Safe holiday tips for Michiganders impacted by dementia
The holidays are supposed to be a special time for getting together with family and friends, but the risk of becoming severely ill from COVID-19 is even greater for individuals living with dementia, who tend to be older and have underlying health conditions.
As the novel coronavirus continues to spread and the Michigan Department of Health and Human Services (MDHHS) has put into place new restrictions that limit indoor gatherings, the Alzheimer’s Association Michigan Chapter stresses the importance of providing persons with dementia and their caregivers alternative ways to stay socially connected over the holidays.
“Usually, we talk to people about adjusting expectations to reduce feelings of stress for both the person living with dementia and their families around the holidays,” said Melanie Baird, Alzheimer’s Association vice president of programs. “This year, due to COVID-19 and Michigan’s newly announced restrictions, the holidays may prove even more difficult. While we all want to celebrate with those we care about, it is so important to follow safety guidelines to make sure everyone stays healthy, both physically and emotionally, throughout the holiday season. That’s why it’s more important than ever to support those impacted by Alzheimer’s and dementia in other ways.”
In Michigan alone, there are more than 190,000 people living with Alzheimer’s and more than 518,000 caregivers, who last year provided a total of 590 million hours of unpaid care, valued at a total of $7.7 billion.
According to the Alzheimer’s Association Michigan Chapter, ideas for how to safely engage with family and friends during the holidays include:
Celebrate while physically distancing.
¯ Continue holiday traditions by dropping off favorite baked goods or a care package in a way that avoids close contact, such as leaving the special delivery at the person’s front door.

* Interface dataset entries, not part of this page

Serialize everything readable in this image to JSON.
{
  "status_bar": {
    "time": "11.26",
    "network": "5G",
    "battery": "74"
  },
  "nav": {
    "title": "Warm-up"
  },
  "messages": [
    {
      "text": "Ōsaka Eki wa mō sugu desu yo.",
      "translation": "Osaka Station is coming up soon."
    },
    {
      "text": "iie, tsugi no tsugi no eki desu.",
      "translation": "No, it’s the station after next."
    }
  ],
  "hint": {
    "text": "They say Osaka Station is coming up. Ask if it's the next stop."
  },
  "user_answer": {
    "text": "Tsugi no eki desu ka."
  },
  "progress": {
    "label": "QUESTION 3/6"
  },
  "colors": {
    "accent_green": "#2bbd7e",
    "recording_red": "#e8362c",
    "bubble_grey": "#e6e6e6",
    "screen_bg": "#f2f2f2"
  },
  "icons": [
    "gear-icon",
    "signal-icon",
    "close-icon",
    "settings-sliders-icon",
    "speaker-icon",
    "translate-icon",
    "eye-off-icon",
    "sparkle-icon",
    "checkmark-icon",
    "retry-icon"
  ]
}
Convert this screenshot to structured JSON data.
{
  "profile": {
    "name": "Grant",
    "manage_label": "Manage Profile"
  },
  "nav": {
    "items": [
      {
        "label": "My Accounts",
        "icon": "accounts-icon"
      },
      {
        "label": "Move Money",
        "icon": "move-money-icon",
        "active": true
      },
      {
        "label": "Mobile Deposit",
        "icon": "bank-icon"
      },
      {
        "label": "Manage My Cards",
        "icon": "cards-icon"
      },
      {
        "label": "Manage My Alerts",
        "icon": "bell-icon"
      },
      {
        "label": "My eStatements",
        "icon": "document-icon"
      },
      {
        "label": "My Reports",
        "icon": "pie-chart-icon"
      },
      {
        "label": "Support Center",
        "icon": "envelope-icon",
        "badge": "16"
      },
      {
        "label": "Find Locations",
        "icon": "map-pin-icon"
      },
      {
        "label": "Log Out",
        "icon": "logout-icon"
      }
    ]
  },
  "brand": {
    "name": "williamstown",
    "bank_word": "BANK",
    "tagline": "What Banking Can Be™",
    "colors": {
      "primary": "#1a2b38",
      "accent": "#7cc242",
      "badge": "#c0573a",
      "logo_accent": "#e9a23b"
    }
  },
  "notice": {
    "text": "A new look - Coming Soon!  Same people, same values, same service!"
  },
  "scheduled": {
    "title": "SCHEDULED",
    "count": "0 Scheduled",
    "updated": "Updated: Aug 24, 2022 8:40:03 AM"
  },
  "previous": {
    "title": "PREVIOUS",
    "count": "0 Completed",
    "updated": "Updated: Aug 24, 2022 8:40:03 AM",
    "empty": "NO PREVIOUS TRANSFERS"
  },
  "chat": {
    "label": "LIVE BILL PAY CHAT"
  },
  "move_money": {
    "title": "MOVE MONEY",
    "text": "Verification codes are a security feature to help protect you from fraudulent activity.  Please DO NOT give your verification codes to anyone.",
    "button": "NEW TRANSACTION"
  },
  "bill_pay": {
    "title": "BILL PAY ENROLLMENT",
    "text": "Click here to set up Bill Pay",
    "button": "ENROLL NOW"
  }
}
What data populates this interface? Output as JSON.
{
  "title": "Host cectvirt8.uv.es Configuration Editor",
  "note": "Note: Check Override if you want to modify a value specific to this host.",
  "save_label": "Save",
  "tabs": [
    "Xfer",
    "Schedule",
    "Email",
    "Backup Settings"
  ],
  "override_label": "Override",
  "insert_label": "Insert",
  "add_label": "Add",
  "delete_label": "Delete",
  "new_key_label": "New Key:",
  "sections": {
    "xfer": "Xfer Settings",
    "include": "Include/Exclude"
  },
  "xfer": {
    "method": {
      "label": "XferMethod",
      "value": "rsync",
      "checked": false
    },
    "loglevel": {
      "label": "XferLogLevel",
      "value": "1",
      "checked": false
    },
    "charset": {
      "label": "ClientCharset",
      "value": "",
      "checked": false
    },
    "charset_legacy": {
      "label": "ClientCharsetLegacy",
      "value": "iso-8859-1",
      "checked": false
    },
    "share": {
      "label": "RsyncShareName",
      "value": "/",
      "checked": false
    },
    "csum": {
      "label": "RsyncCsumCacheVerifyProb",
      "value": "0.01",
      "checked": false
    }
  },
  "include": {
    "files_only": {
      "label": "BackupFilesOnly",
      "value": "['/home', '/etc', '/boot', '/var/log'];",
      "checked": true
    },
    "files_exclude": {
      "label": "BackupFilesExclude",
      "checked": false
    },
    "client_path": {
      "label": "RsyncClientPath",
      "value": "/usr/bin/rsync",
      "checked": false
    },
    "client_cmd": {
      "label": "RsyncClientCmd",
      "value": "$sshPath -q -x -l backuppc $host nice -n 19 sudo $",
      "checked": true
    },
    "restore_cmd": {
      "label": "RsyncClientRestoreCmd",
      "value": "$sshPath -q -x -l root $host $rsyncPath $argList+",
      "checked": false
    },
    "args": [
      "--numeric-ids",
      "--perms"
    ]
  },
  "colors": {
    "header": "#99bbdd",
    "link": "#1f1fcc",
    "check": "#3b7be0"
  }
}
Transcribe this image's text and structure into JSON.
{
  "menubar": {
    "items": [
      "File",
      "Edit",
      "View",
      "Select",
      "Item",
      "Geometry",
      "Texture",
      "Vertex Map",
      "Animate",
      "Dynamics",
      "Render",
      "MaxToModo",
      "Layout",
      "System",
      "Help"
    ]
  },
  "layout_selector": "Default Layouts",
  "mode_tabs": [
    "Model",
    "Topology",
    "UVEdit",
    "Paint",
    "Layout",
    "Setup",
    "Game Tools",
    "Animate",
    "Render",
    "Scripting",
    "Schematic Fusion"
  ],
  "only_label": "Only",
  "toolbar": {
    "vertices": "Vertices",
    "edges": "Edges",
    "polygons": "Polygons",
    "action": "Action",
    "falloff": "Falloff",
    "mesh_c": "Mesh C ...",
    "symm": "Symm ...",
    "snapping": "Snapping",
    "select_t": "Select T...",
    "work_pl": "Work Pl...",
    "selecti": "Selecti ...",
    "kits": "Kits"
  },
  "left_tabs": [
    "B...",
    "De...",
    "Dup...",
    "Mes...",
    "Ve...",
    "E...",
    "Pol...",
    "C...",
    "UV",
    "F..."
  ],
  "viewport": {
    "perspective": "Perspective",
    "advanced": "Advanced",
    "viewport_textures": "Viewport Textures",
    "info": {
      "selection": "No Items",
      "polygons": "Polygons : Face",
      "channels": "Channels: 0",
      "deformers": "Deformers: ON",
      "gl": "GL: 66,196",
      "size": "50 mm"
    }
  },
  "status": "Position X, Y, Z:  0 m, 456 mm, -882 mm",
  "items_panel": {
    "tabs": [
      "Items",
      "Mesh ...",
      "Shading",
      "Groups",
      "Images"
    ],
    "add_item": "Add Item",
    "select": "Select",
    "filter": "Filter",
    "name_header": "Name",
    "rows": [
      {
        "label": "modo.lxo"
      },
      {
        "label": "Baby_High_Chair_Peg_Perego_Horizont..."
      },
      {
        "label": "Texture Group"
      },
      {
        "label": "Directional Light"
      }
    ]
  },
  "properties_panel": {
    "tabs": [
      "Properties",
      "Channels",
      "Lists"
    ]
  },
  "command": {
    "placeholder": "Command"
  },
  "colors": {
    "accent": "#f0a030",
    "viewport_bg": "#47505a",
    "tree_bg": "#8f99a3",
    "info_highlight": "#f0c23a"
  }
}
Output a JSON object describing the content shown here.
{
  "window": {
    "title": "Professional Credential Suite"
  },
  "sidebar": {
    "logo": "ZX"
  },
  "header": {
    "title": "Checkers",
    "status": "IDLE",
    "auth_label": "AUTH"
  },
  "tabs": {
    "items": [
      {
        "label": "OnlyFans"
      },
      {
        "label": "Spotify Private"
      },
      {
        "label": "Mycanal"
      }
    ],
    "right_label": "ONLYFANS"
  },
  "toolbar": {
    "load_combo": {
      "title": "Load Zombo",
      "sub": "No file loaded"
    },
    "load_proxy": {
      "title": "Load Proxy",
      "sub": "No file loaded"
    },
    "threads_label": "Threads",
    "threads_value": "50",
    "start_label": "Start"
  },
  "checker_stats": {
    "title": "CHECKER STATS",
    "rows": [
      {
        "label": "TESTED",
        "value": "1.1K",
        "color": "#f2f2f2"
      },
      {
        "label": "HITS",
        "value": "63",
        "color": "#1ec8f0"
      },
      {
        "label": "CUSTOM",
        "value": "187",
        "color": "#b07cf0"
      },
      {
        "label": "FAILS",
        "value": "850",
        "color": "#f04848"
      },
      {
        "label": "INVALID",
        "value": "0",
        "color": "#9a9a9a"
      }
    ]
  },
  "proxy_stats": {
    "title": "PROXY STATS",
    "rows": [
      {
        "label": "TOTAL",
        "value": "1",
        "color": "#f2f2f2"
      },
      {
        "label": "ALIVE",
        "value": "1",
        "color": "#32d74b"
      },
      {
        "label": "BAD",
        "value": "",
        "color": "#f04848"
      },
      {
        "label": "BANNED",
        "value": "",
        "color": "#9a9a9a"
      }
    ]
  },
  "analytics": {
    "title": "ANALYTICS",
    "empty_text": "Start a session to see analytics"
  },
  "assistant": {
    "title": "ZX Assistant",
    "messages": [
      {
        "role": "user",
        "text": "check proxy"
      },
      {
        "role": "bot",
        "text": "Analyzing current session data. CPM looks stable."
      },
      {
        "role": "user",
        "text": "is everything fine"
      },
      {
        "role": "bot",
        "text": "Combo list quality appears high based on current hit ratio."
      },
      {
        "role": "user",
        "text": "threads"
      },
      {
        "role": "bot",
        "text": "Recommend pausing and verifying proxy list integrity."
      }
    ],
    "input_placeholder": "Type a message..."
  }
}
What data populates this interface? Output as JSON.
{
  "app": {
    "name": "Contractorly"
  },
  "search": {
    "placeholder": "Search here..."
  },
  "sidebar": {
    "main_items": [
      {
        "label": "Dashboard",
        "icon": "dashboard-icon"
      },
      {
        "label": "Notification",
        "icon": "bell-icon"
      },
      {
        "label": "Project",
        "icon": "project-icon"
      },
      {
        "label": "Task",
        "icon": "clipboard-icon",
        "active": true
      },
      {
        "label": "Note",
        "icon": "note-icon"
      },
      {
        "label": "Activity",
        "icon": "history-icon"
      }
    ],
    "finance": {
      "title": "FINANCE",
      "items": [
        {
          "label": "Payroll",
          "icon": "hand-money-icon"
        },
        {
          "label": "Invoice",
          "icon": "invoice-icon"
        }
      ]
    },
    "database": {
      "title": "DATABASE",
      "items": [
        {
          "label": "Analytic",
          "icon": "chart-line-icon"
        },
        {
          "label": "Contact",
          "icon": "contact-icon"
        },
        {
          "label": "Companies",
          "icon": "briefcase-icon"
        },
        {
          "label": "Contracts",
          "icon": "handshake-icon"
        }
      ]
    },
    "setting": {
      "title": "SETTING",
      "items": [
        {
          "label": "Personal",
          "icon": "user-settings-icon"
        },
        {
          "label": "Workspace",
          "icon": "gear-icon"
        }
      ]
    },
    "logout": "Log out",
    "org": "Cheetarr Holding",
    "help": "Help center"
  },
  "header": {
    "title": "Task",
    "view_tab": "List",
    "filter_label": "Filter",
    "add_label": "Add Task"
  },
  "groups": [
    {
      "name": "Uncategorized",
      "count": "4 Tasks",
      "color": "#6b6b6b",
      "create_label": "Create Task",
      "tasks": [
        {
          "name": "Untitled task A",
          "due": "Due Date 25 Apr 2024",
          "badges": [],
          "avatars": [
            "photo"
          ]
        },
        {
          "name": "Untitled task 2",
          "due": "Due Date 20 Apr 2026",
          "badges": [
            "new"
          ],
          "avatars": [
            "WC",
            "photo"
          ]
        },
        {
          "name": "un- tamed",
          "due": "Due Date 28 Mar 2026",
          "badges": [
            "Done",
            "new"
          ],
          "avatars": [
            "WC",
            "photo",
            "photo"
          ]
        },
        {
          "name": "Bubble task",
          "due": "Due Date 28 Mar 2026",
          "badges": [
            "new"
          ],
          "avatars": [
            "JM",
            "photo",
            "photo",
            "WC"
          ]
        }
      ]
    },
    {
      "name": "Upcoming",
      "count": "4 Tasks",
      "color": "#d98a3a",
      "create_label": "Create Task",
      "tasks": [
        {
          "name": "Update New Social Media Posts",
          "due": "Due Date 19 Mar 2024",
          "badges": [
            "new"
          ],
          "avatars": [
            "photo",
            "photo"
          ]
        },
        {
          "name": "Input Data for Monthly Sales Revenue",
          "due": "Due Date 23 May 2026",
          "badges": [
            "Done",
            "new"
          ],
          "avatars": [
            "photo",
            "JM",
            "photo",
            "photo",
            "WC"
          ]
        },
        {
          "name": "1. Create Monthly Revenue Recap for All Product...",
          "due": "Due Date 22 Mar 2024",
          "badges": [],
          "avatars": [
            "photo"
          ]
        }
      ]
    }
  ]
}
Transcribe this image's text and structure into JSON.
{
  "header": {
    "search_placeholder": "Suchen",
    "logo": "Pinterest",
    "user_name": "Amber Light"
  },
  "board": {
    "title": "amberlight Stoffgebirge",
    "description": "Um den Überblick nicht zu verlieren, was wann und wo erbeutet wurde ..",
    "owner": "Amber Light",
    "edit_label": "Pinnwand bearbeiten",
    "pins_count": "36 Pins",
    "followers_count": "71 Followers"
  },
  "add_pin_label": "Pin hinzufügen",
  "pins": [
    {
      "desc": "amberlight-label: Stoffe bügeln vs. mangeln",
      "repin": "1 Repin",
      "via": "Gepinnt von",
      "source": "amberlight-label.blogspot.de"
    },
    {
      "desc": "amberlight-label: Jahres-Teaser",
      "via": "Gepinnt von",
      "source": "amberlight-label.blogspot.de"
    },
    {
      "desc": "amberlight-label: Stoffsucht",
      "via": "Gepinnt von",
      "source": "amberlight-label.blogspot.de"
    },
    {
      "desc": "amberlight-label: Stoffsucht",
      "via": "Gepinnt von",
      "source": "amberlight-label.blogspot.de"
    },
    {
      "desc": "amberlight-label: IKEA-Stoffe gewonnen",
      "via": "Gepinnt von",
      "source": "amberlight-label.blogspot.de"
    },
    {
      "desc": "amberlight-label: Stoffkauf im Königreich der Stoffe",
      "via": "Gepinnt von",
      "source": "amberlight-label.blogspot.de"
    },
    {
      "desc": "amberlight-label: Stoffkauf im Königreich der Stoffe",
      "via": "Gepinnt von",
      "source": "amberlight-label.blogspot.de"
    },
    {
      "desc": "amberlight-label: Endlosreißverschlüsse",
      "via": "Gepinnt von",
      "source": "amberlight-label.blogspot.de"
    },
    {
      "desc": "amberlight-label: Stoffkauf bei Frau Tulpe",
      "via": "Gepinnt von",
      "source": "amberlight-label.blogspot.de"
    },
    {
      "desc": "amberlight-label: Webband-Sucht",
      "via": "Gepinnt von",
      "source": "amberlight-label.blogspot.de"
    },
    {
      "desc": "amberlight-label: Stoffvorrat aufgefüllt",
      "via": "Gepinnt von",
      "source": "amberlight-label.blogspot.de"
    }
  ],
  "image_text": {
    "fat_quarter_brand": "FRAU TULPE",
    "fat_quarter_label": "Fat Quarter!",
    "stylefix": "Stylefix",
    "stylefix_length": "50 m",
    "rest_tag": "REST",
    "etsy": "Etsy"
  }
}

¯ Schedule your own “holiday parade” and ask family members and friends to drive by the older adult’s home with homemade signs or other festive decorations.
¯ Weather permitting, plan an outdoor visit with hot chocolate and blankets.
¯ Go outside for a walk in the neighborhood to enjoy holiday lights and decorations.
¯ Create and send holiday cards.
Connect through technology.
¯ Use video call software like Zoom or Skype to gather virtually.
¯ Play a trivia game, sing carols or share pictures from past gatherings.
¯ Use video to capture and digitally send special moments.
¯ Plan a video call to cook or bake a special recipe together.
¯ Record and send a “video holiday card” that includes personalized messages.
¯ Schedule a time to watch a favorite holiday movie together from separate homes. Text or video chat while you watch.
If your loved one struggles with technology, ask a primary caregiver — or staff in an assisted living facility — if they can help facilitate a video call. If that’s not possible, connecting with a simple phone call goes a long way toward feeling together on the holidays.
If you choose to include older adults in an in-person holiday gathering, it is critical to weigh the risks to their health. Even when precautions are taken, close contact with anyone outside of your household increases the risk of spreading COVID-19. Please consider the following if you choose to include older adults in a face-to-face gathering:
¯ Do not attend or host a gathering if you have been (or think you have been) exposed to COVID-19.
¯ Ask attendees to wash or sanitize their hands regularly, wear masks and maintain six feet of distance between one another.
¯ Shorten the duration of the event or limit the amount of time older adults will be in attendance.
¯ Avoid hugging, handshakes and close contact of any kind.
¯ Limit the number of people at the event, per MDHHS guidelines.
¯ Encourage guests to bring food and drinks for themselves and members of their household only. If food will be served, avoid buffet and family-style meals in which many people handle serving dishes and utensils. Instead, designate one person to plate dinner. Also, consider creative seating options that will help guests practice physical distancing.
¯ Consider the levels of COVID-19 transmission in the community where the event is being held.
¯ When making holiday plans, consider what will be most comfortable and enjoyable for the person living with dementia. Sticking to his or her normal routine as much as possible will help keep the celebrations from becoming disruptive or confusing.
¯ Take care of yourself. The current COVID-19 crisis is creating challenges that can feel overwhelming for many families impacted by dementia. It’s more important than ever to take care of your physical, mental and emotional well-being.
The Alzheimer’s Association is a worldwide voluntary health organization dedicated to Alzheimer’s care, support and research. Its mission is to lead the way to end Alzheimer’s and all other dementia — by accelerating global research, driving risk reduction and early detection, and maximizing quality care and support. The association’s vision is a world without Alzheimer’s and all other dementia. To learn more, visit alz.org or call 800-272-3900.